Source data:

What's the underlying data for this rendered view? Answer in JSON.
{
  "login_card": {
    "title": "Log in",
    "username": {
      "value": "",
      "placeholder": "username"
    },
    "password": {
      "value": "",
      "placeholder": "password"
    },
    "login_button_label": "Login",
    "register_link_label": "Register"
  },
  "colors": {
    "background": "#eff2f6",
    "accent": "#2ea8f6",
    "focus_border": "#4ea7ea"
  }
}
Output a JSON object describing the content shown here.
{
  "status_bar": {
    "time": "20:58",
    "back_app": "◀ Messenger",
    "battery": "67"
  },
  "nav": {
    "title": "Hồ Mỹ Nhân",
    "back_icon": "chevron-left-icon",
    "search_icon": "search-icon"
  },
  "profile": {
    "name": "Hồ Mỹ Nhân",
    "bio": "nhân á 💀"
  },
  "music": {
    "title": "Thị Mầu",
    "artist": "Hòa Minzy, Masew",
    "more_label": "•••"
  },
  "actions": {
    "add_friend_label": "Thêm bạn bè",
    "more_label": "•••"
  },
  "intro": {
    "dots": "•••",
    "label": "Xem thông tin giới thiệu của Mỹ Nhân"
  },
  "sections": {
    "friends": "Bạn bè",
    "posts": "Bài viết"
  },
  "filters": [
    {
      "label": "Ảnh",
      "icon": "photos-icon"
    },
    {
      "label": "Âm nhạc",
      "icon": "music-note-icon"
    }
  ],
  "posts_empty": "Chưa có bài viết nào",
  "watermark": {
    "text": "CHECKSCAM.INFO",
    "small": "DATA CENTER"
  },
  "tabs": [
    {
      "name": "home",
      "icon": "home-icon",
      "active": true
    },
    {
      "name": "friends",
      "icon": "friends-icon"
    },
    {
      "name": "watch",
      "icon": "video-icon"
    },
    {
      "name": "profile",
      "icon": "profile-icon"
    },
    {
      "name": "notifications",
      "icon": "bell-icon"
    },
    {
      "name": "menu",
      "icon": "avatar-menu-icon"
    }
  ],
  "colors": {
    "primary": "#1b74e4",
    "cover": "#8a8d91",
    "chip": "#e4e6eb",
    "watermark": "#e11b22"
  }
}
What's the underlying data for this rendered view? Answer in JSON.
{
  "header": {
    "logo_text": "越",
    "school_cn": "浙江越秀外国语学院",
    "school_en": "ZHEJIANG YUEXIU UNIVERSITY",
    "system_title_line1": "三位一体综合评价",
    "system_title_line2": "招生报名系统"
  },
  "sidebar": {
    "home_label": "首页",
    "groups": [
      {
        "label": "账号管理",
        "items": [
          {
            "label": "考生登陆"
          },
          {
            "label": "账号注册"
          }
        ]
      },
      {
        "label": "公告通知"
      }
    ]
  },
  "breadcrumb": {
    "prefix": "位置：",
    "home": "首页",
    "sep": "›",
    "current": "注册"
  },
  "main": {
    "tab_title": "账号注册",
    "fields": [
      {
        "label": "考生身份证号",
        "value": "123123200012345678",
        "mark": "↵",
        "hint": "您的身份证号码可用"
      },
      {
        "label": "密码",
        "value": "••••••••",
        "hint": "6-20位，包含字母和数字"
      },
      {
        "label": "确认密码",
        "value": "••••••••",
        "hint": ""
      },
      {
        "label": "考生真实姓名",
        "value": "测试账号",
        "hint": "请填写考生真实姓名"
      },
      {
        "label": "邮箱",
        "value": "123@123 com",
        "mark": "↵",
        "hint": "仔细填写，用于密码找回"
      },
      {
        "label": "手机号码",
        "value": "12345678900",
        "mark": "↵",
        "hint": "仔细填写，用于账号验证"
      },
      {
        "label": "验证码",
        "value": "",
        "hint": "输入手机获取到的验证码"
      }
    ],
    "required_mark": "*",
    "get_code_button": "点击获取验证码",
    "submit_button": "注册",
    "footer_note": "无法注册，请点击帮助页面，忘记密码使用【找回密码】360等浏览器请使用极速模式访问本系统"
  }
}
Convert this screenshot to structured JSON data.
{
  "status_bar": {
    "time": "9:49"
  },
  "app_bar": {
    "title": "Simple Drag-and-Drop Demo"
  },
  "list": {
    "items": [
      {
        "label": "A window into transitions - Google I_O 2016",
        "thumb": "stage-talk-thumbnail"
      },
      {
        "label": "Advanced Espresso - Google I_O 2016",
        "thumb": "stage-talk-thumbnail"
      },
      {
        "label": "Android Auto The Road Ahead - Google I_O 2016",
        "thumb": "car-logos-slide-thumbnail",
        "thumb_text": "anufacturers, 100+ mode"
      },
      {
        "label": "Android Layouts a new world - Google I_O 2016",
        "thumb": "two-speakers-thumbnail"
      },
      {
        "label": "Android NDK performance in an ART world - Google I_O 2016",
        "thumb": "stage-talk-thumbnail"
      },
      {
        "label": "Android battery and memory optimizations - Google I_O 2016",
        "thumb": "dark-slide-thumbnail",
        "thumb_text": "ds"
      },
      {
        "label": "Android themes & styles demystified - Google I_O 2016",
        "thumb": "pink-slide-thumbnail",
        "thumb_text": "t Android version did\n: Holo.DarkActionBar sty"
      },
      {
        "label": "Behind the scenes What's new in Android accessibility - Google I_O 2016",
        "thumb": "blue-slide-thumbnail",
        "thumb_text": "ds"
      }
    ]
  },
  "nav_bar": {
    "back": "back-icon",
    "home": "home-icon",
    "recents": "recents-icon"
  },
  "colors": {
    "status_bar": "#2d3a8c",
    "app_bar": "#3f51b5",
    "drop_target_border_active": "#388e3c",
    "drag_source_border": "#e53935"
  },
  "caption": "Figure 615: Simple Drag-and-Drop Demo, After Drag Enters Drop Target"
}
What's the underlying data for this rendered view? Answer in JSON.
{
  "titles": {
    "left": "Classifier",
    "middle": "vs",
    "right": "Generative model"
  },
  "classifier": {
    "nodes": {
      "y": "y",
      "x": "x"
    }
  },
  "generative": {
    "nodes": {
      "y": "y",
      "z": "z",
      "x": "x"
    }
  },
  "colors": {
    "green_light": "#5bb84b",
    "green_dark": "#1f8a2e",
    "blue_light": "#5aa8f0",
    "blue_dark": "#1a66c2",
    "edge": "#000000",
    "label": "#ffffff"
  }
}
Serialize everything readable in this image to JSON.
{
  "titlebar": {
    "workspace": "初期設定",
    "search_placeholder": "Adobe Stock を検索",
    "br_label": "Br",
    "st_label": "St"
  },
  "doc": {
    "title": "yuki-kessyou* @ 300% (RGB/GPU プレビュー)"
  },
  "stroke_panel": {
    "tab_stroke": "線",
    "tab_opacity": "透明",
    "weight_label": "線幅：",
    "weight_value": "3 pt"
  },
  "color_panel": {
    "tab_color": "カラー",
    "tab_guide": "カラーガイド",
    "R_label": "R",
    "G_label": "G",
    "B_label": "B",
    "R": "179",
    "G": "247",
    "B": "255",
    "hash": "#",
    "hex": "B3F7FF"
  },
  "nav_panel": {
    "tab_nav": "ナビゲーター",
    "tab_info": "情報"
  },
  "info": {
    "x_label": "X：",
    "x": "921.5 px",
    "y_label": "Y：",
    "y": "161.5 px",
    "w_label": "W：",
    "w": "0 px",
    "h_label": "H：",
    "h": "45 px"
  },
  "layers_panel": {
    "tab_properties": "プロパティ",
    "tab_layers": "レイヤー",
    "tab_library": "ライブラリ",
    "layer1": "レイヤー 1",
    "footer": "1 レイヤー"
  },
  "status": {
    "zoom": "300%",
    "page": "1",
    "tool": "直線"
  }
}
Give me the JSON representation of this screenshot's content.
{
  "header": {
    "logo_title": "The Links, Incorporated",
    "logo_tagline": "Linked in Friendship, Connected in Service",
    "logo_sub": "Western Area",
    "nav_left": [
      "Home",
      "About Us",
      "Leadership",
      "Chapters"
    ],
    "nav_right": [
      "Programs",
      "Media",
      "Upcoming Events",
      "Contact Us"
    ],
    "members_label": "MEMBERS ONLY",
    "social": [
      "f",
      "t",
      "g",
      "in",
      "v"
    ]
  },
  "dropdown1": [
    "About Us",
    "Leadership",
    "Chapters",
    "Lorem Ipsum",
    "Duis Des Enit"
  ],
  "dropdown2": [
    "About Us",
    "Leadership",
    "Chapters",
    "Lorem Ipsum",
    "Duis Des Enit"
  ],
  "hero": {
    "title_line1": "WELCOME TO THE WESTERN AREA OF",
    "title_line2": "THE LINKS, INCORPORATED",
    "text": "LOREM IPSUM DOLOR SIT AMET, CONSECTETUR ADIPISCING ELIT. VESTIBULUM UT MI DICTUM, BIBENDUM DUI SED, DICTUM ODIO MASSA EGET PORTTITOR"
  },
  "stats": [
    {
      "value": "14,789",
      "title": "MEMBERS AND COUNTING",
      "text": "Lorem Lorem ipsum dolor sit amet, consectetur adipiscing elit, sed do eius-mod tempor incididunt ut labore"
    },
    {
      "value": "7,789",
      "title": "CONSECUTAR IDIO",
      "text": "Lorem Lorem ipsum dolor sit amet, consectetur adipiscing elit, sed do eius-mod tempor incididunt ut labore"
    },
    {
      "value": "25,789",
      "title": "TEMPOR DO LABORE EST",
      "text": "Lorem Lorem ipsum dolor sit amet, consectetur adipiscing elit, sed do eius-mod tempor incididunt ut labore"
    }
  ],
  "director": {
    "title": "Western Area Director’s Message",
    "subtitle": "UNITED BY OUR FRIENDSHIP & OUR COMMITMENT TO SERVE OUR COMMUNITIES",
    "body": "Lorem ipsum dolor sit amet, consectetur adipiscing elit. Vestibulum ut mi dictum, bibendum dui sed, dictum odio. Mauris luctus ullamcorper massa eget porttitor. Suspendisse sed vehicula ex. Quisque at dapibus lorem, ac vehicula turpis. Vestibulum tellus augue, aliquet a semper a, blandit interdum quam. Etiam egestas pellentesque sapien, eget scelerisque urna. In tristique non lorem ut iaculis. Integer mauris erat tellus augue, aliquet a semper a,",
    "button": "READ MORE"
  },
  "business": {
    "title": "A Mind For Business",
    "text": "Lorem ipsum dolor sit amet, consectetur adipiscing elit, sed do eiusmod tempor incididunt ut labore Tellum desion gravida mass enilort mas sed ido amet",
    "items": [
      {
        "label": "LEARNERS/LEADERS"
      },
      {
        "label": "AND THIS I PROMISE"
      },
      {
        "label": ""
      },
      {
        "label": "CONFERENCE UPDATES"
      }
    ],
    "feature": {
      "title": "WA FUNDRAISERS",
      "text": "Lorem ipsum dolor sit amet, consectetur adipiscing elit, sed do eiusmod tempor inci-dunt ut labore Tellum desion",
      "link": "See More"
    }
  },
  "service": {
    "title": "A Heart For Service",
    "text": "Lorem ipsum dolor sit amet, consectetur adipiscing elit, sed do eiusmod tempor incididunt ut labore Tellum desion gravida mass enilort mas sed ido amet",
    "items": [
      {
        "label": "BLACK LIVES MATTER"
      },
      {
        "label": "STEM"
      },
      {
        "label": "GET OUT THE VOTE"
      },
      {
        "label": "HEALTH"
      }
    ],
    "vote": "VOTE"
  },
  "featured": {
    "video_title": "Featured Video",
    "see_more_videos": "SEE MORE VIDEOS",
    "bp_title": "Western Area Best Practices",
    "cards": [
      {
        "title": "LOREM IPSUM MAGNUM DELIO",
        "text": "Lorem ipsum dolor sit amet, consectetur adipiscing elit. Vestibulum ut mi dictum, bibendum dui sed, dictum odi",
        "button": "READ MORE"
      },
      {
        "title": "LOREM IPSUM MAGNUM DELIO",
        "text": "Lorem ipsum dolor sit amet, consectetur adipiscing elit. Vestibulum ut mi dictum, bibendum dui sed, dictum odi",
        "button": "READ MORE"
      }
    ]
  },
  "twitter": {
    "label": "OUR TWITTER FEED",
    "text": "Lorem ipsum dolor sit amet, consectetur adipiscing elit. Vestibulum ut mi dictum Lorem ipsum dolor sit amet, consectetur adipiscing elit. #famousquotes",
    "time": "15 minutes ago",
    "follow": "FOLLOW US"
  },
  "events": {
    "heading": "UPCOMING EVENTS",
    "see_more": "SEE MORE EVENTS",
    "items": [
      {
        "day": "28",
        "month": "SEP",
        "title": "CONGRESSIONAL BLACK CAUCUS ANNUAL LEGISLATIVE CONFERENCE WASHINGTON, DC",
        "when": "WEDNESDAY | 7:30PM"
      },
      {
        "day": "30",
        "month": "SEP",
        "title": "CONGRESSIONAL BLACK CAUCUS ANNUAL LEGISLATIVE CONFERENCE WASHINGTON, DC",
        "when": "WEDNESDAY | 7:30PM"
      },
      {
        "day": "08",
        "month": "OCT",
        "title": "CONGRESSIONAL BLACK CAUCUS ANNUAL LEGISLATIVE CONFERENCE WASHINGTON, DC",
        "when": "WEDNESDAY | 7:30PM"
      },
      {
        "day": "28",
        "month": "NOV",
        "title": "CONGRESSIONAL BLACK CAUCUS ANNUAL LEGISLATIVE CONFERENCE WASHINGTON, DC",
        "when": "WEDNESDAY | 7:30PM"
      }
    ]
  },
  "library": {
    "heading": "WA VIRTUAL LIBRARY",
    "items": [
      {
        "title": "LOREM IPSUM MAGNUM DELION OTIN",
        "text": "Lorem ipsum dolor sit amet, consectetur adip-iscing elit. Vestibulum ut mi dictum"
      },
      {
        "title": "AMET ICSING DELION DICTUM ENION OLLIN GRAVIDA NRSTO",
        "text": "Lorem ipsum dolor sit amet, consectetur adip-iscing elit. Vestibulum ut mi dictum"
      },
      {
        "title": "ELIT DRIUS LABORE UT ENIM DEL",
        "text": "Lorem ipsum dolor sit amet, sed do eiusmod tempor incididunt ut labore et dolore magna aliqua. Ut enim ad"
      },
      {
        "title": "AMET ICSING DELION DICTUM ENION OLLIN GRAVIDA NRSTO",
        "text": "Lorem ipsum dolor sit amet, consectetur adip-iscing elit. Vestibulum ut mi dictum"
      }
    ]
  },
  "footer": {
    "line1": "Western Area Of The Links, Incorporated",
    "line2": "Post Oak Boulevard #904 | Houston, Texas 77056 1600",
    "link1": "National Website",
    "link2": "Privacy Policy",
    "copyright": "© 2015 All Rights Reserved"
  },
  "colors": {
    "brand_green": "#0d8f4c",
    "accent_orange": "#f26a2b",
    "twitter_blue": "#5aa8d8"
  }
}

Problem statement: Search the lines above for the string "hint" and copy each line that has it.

Reply:
        "hint": "您的身份证号码可用"
        "hint": "6-20位，包含字母和数字"
        "hint": ""
        "hint": "请填写考生真实姓名"
        "hint": "仔细填写，用于密码找回"
        "hint": "仔细填写，用于账号验证"
        "hint": "输入手机获取到的验证码"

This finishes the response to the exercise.